BEGIN SUPPLIED DATA
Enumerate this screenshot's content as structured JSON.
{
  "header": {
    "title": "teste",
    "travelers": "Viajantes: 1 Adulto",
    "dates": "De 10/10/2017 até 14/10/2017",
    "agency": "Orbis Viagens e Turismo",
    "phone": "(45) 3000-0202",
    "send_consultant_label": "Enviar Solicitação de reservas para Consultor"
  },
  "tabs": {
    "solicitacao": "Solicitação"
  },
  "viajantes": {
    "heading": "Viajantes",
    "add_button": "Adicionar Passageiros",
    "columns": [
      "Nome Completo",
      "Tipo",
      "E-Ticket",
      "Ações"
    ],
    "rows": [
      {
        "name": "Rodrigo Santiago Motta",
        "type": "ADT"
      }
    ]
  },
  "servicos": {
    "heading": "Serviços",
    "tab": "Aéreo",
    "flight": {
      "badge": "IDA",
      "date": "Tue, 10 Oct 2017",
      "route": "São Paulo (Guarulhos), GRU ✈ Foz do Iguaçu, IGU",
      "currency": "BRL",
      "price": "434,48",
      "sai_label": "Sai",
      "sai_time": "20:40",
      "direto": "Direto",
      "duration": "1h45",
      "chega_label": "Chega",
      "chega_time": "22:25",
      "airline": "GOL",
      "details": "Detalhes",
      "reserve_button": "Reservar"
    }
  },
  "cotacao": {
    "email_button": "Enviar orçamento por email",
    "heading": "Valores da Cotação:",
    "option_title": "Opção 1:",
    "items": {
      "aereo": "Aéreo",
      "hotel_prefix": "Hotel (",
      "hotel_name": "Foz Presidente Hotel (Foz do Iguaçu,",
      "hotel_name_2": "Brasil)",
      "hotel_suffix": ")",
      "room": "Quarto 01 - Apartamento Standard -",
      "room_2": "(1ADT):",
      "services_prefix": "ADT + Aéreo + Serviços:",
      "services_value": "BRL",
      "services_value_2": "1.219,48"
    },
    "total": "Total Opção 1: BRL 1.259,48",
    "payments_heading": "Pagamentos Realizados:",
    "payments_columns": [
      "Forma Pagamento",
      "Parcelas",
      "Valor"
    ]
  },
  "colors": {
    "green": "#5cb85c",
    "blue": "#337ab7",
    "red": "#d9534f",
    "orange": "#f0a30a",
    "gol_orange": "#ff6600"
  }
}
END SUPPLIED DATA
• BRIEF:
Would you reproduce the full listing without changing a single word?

• EXERCISE RESPONSE:
Enumerate this screenshot's content as structured JSON.
{
  "header": {
    "title": "teste",
    "travelers": "Viajantes: 1 Adulto",
    "dates": "De 10/10/2017 até 14/10/2017",
    "agency": "Orbis Viagens e Turismo",
    "phone": "(45) 3000-0202",
    "send_consultant_label": "Enviar Solicitação de reservas para Consultor"
  },
  "tabs": {
    "solicitacao": "Solicitação"
  },
  "viajantes": {
    "heading": "Viajantes",
    "add_button": "Adicionar Passageiros",
    "columns": [
      "Nome Completo",
      "Tipo",
      "E-Ticket",
      "Ações"
    ],
    "rows": [
      {
        "name": "Rodrigo Santiago Motta",
        "type": "ADT"
      }
    ]
  },
  "servicos": {
    "heading": "Serviços",
    "tab": "Aéreo",
    "flight": {
      "badge": "IDA",
      "date": "Tue, 10 Oct 2017",
      "route": "São Paulo (Guarulhos), GRU ✈ Foz do Iguaçu, IGU",
      "currency": "BRL",
      "price": "434,48",
      "sai_label": "Sai",
      "sai_time": "20:40",
      "direto": "Direto",
      "duration": "1h45",
      "chega_label": "Chega",
      "chega_time": "22:25",
      "airline": "GOL",
      "details": "Detalhes",
      "reserve_button": "Reservar"
    }
  },
  "cotacao": {
    "email_button": "Enviar orçamento por email",
    "heading": "Valores da Cotação:",
    "option_title": "Opção 1:",
    "items": {
      "aereo": "Aéreo",
      "hotel_prefix": "Hotel (",
      "hotel_name": "Foz Presidente Hotel (Foz do Iguaçu,",
      "hotel_name_2": "Brasil)",
      "hotel_suffix": ")",
      "room": "Quarto 01 - Apartamento Standard -",
      "room_2": "(1ADT):",
      "services_prefix": "ADT + Aéreo + Serviços:",
      "services_value": "BRL",
      "services_value_2": "1.219,48"
    },
    "total": "Total Opção 1: BRL 1.259,48",
    "payments_heading": "Pagamentos Realizados:",
    "payments_columns": [
      "Forma Pagamento",
      "Parcelas",
      "Valor"
    ]
  },
  "colors": {
    "green": "#5cb85c",
    "blue": "#337ab7",
    "red": "#d9534f",
    "orange": "#f0a30a",
    "gol_orange": "#ff6600"
  }
}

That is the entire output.